*RECORDS FOR THIS EXERCISE*
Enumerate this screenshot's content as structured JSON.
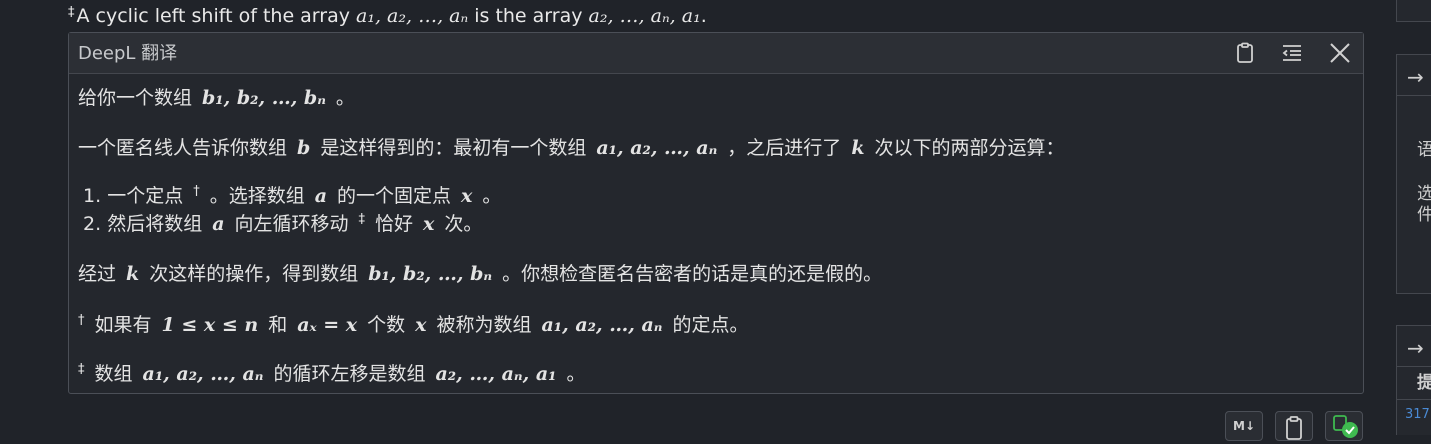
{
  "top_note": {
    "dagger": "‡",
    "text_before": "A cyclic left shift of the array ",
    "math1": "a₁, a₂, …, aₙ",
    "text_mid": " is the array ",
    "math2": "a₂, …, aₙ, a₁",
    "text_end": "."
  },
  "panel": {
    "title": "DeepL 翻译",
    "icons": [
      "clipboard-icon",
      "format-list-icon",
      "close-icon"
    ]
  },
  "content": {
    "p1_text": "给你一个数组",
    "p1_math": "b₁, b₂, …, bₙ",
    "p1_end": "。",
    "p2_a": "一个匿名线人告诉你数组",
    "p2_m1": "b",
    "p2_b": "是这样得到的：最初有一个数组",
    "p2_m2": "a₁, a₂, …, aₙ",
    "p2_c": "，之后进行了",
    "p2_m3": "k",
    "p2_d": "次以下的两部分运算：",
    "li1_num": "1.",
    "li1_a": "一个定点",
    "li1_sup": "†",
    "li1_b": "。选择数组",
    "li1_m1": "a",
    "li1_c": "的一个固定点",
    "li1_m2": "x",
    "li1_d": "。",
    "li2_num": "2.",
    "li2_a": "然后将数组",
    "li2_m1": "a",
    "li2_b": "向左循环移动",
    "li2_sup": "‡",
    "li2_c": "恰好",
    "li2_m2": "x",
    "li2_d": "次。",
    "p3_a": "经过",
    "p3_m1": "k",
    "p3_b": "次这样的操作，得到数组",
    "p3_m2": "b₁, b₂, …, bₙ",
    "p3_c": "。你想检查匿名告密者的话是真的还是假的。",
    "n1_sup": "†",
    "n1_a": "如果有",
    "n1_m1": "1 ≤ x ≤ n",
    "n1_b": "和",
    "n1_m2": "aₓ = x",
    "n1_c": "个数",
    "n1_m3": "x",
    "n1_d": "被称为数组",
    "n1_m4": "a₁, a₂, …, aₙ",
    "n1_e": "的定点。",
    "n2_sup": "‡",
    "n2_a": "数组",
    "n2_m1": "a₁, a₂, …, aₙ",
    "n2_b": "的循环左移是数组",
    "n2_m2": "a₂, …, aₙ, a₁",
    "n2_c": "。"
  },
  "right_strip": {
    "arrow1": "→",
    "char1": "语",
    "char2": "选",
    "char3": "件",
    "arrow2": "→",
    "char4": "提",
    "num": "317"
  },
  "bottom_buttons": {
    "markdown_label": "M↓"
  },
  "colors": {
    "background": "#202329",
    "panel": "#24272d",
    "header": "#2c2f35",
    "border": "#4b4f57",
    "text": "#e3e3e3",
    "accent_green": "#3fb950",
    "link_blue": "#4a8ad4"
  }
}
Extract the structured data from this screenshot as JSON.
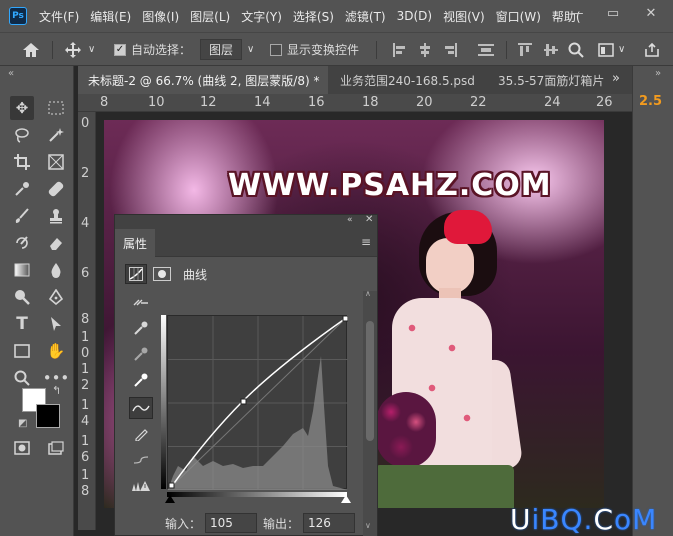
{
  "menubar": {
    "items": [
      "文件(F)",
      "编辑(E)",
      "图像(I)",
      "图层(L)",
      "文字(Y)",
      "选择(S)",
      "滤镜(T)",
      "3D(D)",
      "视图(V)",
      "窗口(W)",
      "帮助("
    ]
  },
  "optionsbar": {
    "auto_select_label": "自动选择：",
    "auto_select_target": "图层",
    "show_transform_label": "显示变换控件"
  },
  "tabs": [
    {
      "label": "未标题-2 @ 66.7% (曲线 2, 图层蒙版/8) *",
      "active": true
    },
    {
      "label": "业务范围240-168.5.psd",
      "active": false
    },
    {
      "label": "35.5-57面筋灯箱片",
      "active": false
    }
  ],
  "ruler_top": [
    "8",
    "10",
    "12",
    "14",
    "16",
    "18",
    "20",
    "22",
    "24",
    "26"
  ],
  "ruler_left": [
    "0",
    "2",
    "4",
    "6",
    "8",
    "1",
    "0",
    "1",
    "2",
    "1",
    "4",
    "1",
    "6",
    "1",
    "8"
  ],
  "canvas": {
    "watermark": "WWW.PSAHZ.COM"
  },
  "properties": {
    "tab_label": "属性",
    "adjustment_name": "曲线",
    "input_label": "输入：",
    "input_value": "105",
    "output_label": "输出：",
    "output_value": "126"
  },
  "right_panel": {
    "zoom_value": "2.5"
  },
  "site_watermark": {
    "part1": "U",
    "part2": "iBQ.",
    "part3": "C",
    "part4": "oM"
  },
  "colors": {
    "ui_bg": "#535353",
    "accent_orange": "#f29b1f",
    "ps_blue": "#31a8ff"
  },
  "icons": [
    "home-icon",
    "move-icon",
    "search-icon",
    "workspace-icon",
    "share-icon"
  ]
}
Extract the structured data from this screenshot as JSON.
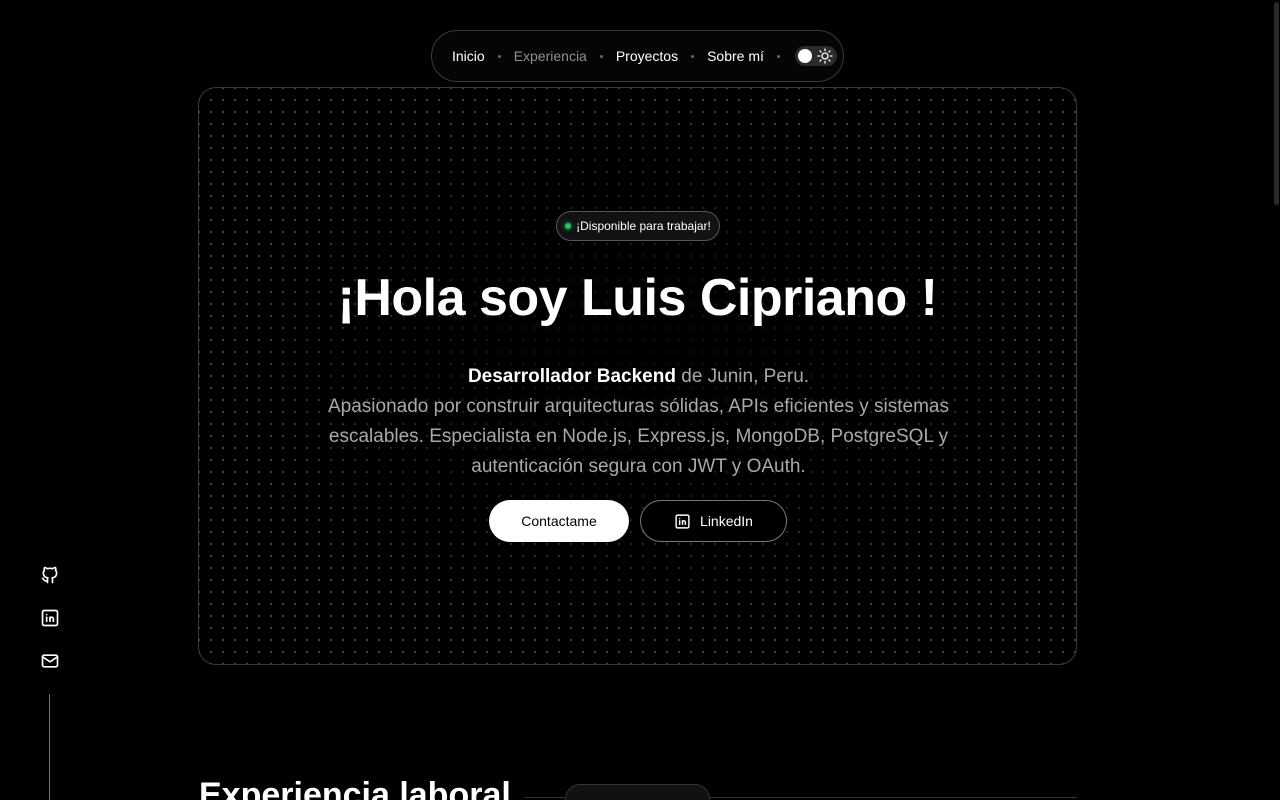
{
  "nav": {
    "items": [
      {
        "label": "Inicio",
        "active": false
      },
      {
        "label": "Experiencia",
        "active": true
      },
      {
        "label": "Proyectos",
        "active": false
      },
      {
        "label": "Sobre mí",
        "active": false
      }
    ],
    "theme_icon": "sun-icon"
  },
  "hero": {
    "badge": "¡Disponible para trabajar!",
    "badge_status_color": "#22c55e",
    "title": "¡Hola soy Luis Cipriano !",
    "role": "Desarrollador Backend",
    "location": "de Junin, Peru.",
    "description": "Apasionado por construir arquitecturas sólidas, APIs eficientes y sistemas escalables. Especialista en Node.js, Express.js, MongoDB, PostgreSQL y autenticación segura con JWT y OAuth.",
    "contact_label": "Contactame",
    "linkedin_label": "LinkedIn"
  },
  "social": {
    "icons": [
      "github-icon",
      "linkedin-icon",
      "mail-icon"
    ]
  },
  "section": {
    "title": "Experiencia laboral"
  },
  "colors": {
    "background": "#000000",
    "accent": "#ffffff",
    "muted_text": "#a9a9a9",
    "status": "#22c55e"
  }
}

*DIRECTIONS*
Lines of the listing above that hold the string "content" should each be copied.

*RESULT OF THE TASK*
Enumerate this screenshot's content as structured JSON.
  "content": {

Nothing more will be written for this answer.